*Directions for this task*. Without any of the pictures, set down the data below exactly.

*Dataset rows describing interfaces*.
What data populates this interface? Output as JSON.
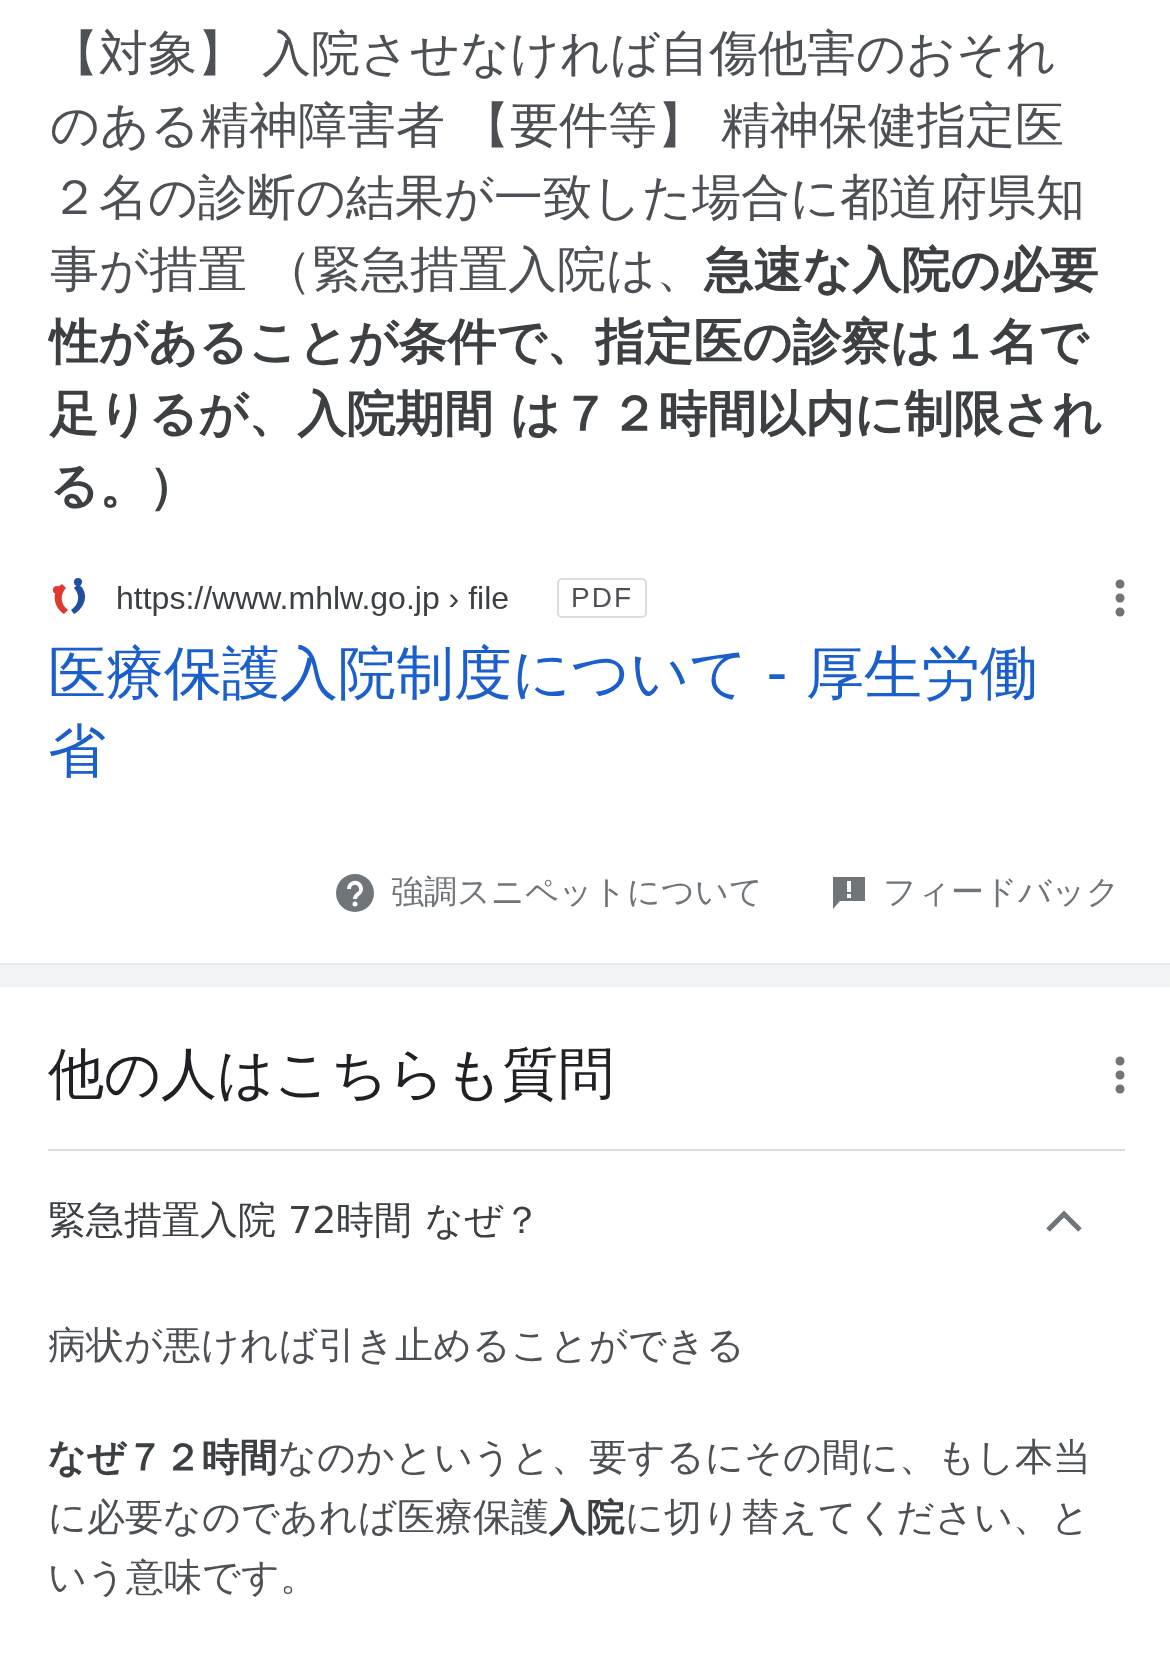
{
  "snippet": {
    "text": "【対象】 入院させなければ自傷他害のおそれのある精神障害者 【要件等】 精神保健指定医２名の診断の結果が一致した場合に都道府県知事が措置 （緊急措置入院は、**急速な入院の必要性があることが条件で、指定医の診察は１名で足りるが、入院期間 は７２時間以内に制限される。）**"
  },
  "source": {
    "url": "https://www.mhlw.go.jp › file",
    "format": "PDF",
    "title": "医療保護入院制度について - 厚生労働省"
  },
  "footer": {
    "about": "強調スニペットについて",
    "feedback": "フィードバック"
  },
  "related": {
    "heading": "他の人はこちらも質問",
    "questions": [
      {
        "question": "緊急措置入院 72時間 なぜ？",
        "expanded": true,
        "short_answer": "病状が悪ければ引き止めることができる",
        "answer": "**なぜ７２時間**なのかというと、要するにその間に、もし本当に必要なのであれば医療保護**入院**に切り替えてください、という意味です。"
      }
    ]
  }
}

*Answer for this exercise*.
What data populates this interface? Output as JSON.
{
  "snippet": {
    "text": "【対象】 入院させなければ自傷他害のおそれのある精神障害者 【要件等】 精神保健指定医２名の診断の結果が一致した場合に都道府県知事が措置 （緊急措置入院は、**急速な入院の必要性があることが条件で、指定医の診察は１名で足りるが、入院期間 は７２時間以内に制限される。）**"
  },
  "source": {
    "url": "https://www.mhlw.go.jp › file",
    "format": "PDF",
    "title": "医療保護入院制度について - 厚生労働省"
  },
  "footer": {
    "about": "強調スニペットについて",
    "feedback": "フィードバック"
  },
  "related": {
    "heading": "他の人はこちらも質問",
    "questions": [
      {
        "question": "緊急措置入院 72時間 なぜ？",
        "expanded": true,
        "short_answer": "病状が悪ければ引き止めることができる",
        "answer": "**なぜ７２時間**なのかというと、要するにその間に、もし本当に必要なのであれば医療保護**入院**に切り替えてください、という意味です。"
      }
    ]
  }
}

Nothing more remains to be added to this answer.